KINGSTON (AP) ― Jamaica on Monday awarded the late reggae singer Dennis Brown with one of its highest civic honors, a fitting tribute for a musician who is more beloved than Bob Marley among many Jamaican reggae fans.
Some 12 years after his death, the former child star who became known as the Crown Prince of Reggae was posthumously conferred with the Caribbean island’s Order of Distinction for his contributions to reggae, which has played a huge role in Jamaica’s culture and economy.
Brown’s widow, Yvonne, attended the National Honors and Awards ceremony in Kingston, where the late entertainer was honored along with living awardees, including singers Millie Small and Ralph “Dobby” Dobson.

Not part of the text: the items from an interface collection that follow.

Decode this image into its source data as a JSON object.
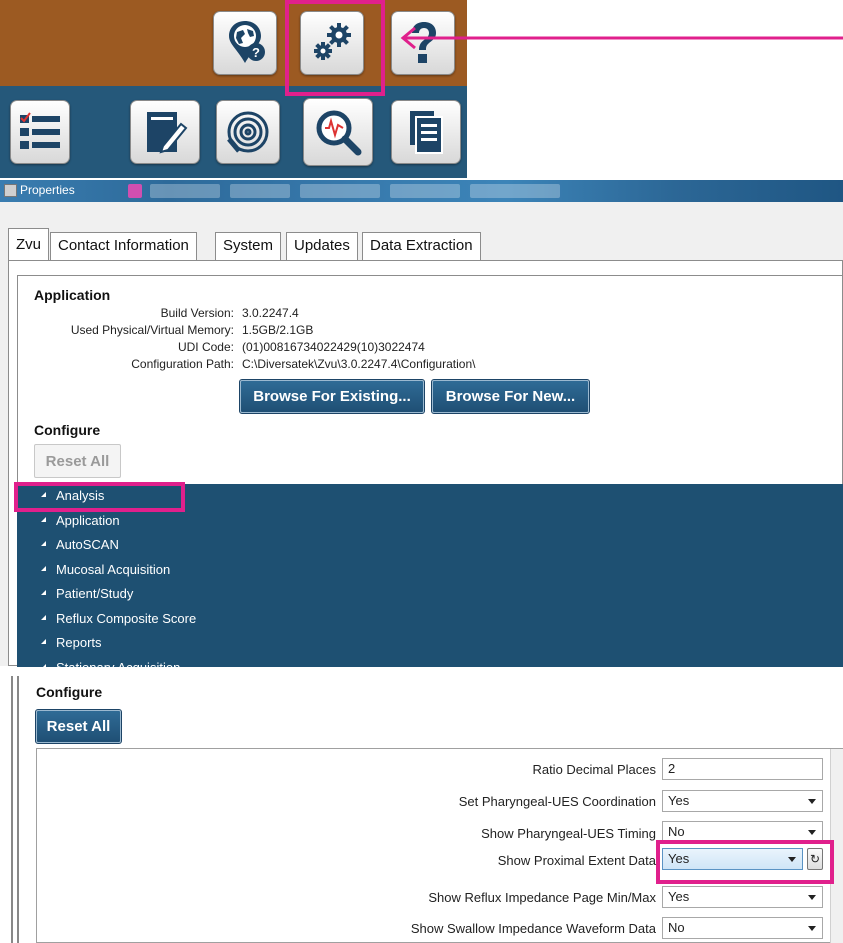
{
  "colors": {
    "toolbar_brown": "#9c5a22",
    "toolbar_blue": "#25587a",
    "highlight": "#e0208c",
    "tree_navy": "#1e5072",
    "button_navy": "#25587a"
  },
  "toolbar": {
    "top_icons": [
      "globe-help-icon",
      "gears-settings-icon",
      "question-mark-icon"
    ],
    "bottom_icons": [
      "checklist-icon",
      "notepad-edit-icon",
      "fingerprint-icon",
      "magnify-analysis-icon",
      "document-stack-icon"
    ]
  },
  "properties": {
    "title": "Properties",
    "tabs": [
      "Zvu",
      "Contact Information",
      "System",
      "Updates",
      "Data Extraction"
    ],
    "active_tab": "Zvu",
    "application": {
      "heading": "Application",
      "fields": [
        {
          "label": "Build Version:",
          "value": "3.0.2247.4"
        },
        {
          "label": "Used Physical/Virtual Memory:",
          "value": "1.5GB/2.1GB"
        },
        {
          "label": "UDI Code:",
          "value": "(01)00816734022429(10)3022474"
        },
        {
          "label": "Configuration Path:",
          "value": "C:\\Diversatek\\Zvu\\3.0.2247.4\\Configuration\\"
        }
      ],
      "browse_existing_label": "Browse For Existing...",
      "browse_new_label": "Browse For New..."
    },
    "configure": {
      "heading": "Configure",
      "reset_all_label": "Reset All",
      "tree_items": [
        "Analysis",
        "Application",
        "AutoSCAN",
        "Mucosal Acquisition",
        "Patient/Study",
        "Reflux Composite Score",
        "Reports",
        "Stationary Acquisition"
      ]
    }
  },
  "configure_detail": {
    "heading": "Configure",
    "reset_all_label": "Reset All",
    "rows": [
      {
        "label": "Ratio Decimal Places",
        "value": "2",
        "kind": "text"
      },
      {
        "label": "Set Pharyngeal-UES Coordination",
        "value": "Yes",
        "kind": "dropdown"
      },
      {
        "label": "Show Pharyngeal-UES Timing",
        "value": "No",
        "kind": "dropdown"
      },
      {
        "label": "Show Proximal Extent Data",
        "value": "Yes",
        "kind": "dropdown"
      },
      {
        "label": "Show Reflux Impedance Page Min/Max",
        "value": "Yes",
        "kind": "dropdown"
      },
      {
        "label": "Show Swallow Impedance Waveform Data",
        "value": "No",
        "kind": "dropdown"
      }
    ],
    "reset_icon": "refresh-icon"
  }
}
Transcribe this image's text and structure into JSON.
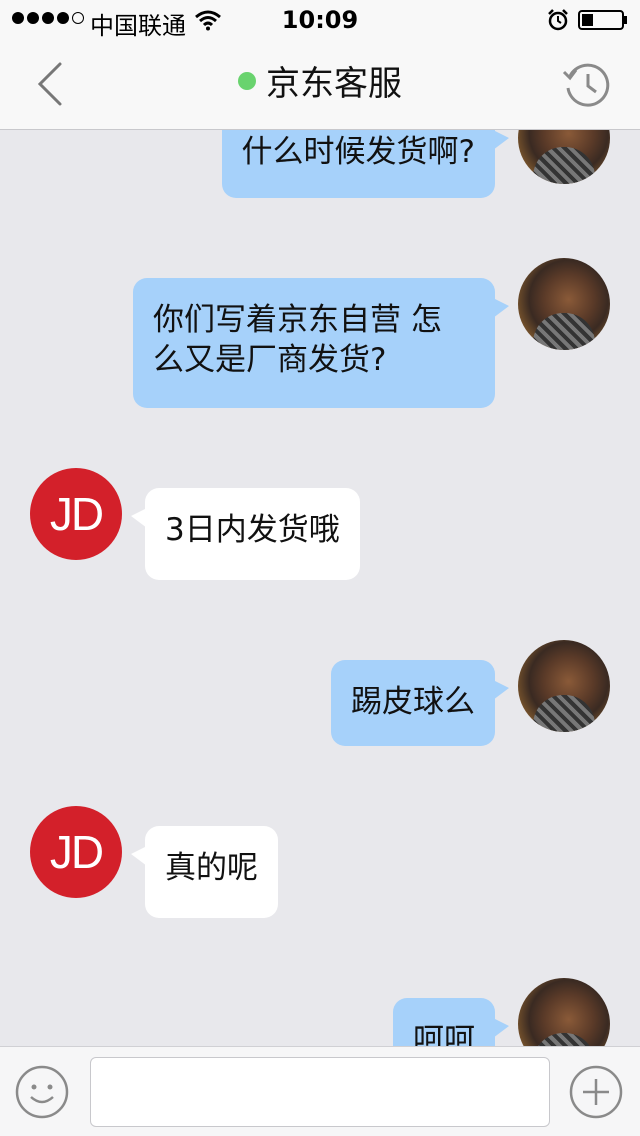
{
  "status_bar": {
    "carrier": "中国联通",
    "time": "10:09",
    "signal_bars_filled": 4,
    "signal_bars_total": 5,
    "battery_level": 0.3
  },
  "header": {
    "title": "京东客服",
    "online_color": "#69d36e",
    "back_icon": "chevron-left-icon",
    "history_icon": "history-clock-icon"
  },
  "messages": [
    {
      "sender": "user",
      "text": "什么时候发货啊?"
    },
    {
      "sender": "user",
      "text": "你们写着京东自营 怎\n么又是厂商发货?"
    },
    {
      "sender": "agent",
      "text": "3日内发货哦"
    },
    {
      "sender": "user",
      "text": "踢皮球么"
    },
    {
      "sender": "agent",
      "text": "真的呢"
    },
    {
      "sender": "user",
      "text": "呵呵"
    }
  ],
  "agent_avatar_label": "JD",
  "input_bar": {
    "placeholder": "",
    "emoji_icon": "smiley-icon",
    "plus_icon": "plus-circle-icon"
  },
  "colors": {
    "outgoing_bubble": "#a6d1fa",
    "incoming_bubble": "#ffffff",
    "background": "#e8e8ec",
    "jd_red": "#d3202a"
  }
}
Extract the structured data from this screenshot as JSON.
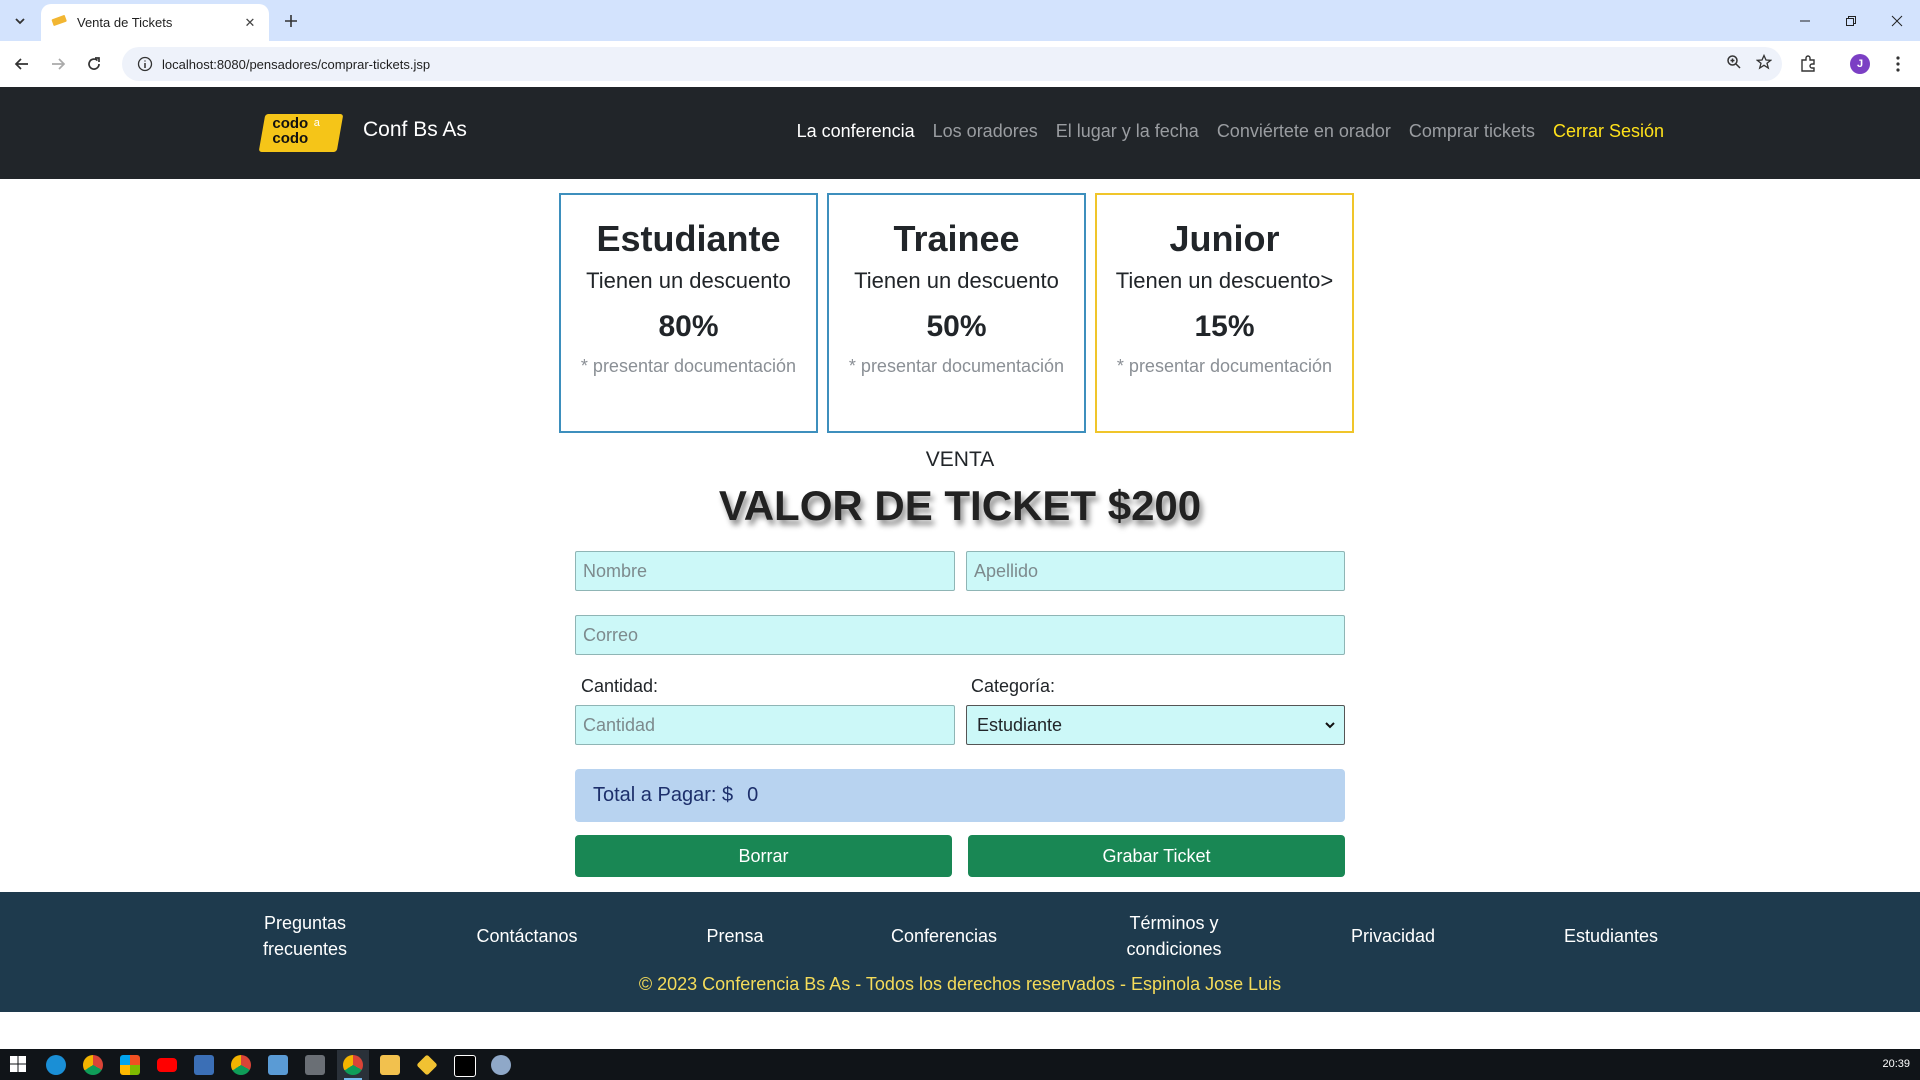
{
  "browser": {
    "tab_title": "Venta de Tickets",
    "tab_close": "✕",
    "new_tab": "+",
    "url": "localhost:8080/pensadores/comprar-tickets.jsp",
    "profile_initial": "J"
  },
  "site": {
    "logo_line1": "codo",
    "logo_line2": "codo",
    "logo_accent": "a",
    "brand": "Conf Bs As",
    "nav": [
      {
        "label": "La conferencia"
      },
      {
        "label": "Los oradores"
      },
      {
        "label": "El lugar y la fecha"
      },
      {
        "label": "Conviértete en orador"
      },
      {
        "label": "Comprar tickets"
      },
      {
        "label": "Cerrar Sesión"
      }
    ]
  },
  "cards": [
    {
      "title": "Estudiante",
      "subtitle": "Tienen un descuento",
      "percent": "80%",
      "note": "* presentar documentación",
      "border_color": "#3d8fbd"
    },
    {
      "title": "Trainee",
      "subtitle": "Tienen un descuento",
      "percent": "50%",
      "note": "* presentar documentación",
      "border_color": "#3d8fbd"
    },
    {
      "title": "Junior",
      "subtitle": "Tienen un descuento>",
      "percent": "15%",
      "note": "* presentar documentación",
      "border_color": "#f0c52a"
    }
  ],
  "form": {
    "venta_label": "VENTA",
    "ticket_value": "VALOR DE TICKET $200",
    "nombre_placeholder": "Nombre",
    "apellido_placeholder": "Apellido",
    "correo_placeholder": "Correo",
    "cantidad_label": "Cantidad:",
    "cantidad_placeholder": "Cantidad",
    "categoria_label": "Categoría:",
    "categoria_selected": "Estudiante",
    "total_label": "Total a Pagar: $",
    "total_value": "0",
    "borrar_label": "Borrar",
    "grabar_label": "Grabar Ticket"
  },
  "footer": {
    "links": [
      {
        "line1": "Preguntas",
        "line2": "frecuentes"
      },
      {
        "line1": "Contáctanos",
        "line2": ""
      },
      {
        "line1": "Prensa",
        "line2": ""
      },
      {
        "line1": "Conferencias",
        "line2": ""
      },
      {
        "line1": "Términos y",
        "line2": "condiciones"
      },
      {
        "line1": "Privacidad",
        "line2": ""
      },
      {
        "line1": "Estudiantes",
        "line2": ""
      }
    ],
    "copyright": "© 2023 Conferencia Bs As - Todos los derechos reservados - Espinola Jose Luis"
  },
  "taskbar": {
    "clock": "20:39",
    "apps": [
      "windows-start-icon",
      "edge-icon",
      "chrome-icon",
      "apps-icon",
      "youtube-icon",
      "vscode-icon",
      "chrome-icon",
      "rdp-icon",
      "calculator-icon",
      "chrome-icon",
      "file-explorer-icon",
      "git-icon",
      "intellij-icon",
      "app-icon"
    ]
  },
  "colors": {
    "navbar_bg": "#212529",
    "accent_yellow": "#ffe11a",
    "field_bg": "#ccf8f8",
    "total_bg": "#b8d3f0",
    "button_green": "#198754",
    "footer_bg": "#1e3a4d"
  }
}
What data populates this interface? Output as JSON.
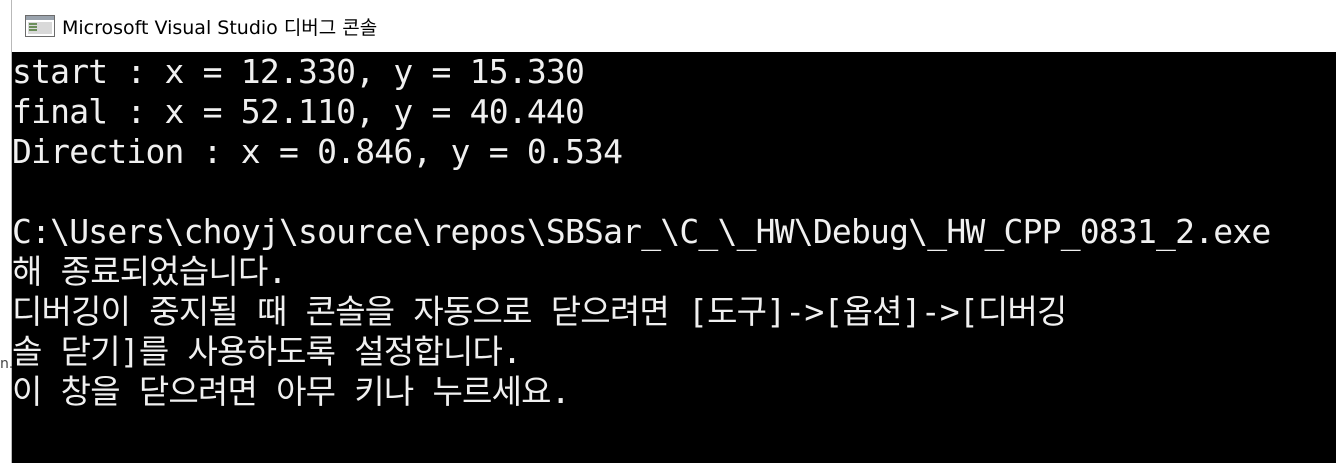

Junior Lincoln, chairman of a charitable trust named after Brown that is devoted to preserving his work and memory, said the late singer from gritty downtown Kingston is revered by Jamaicans due to his warm personality and honeyed singing voice with a unique vibrato.
“We’ve spent about 10 years trying to get him honored in this way,” said Lincoln, a veteran of Jamaica’s music industry who helped promote Brown’s music in England.
Brown, who died at 42 of respiratory ailments, rose to prominence during the 1970s wave of reggae singers that included Marley, whose music introduced the Jamaican genre to listeners worldwide. He released more than 50 albums and a long string of hits, beginning with “No Man is an Island,” which he recorded in 1969 at the age of 12.